**Problem requirements**
Count the lines in the entries that contain the string "interface". State nothing but the number.

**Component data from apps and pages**
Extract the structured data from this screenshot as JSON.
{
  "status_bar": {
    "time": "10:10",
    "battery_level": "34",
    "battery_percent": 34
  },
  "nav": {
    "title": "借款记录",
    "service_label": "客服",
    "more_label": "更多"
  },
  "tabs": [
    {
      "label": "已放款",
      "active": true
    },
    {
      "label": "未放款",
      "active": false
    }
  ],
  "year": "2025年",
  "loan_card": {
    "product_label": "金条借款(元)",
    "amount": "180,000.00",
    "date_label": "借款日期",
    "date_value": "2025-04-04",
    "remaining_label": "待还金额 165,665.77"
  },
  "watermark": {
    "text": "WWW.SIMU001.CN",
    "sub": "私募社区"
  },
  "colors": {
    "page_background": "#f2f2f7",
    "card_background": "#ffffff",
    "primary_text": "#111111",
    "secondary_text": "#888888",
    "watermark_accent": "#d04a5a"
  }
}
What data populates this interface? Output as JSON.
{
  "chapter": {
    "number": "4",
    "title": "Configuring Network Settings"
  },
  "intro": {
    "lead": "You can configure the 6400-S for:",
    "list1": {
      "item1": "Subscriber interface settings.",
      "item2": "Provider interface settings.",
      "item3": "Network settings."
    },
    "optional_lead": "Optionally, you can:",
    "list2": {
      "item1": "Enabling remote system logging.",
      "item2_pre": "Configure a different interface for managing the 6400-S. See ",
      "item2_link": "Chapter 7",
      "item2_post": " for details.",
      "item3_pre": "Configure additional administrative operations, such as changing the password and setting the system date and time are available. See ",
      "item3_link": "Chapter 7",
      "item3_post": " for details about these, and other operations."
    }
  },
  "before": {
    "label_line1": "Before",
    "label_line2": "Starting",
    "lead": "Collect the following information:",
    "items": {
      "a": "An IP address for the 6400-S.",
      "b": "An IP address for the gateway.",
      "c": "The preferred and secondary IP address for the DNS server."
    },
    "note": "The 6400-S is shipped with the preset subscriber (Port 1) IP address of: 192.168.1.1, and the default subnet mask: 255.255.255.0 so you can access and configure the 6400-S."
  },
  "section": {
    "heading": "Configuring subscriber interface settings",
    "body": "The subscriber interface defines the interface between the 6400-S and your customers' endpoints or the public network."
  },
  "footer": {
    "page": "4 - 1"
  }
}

**Answer to the problem**
6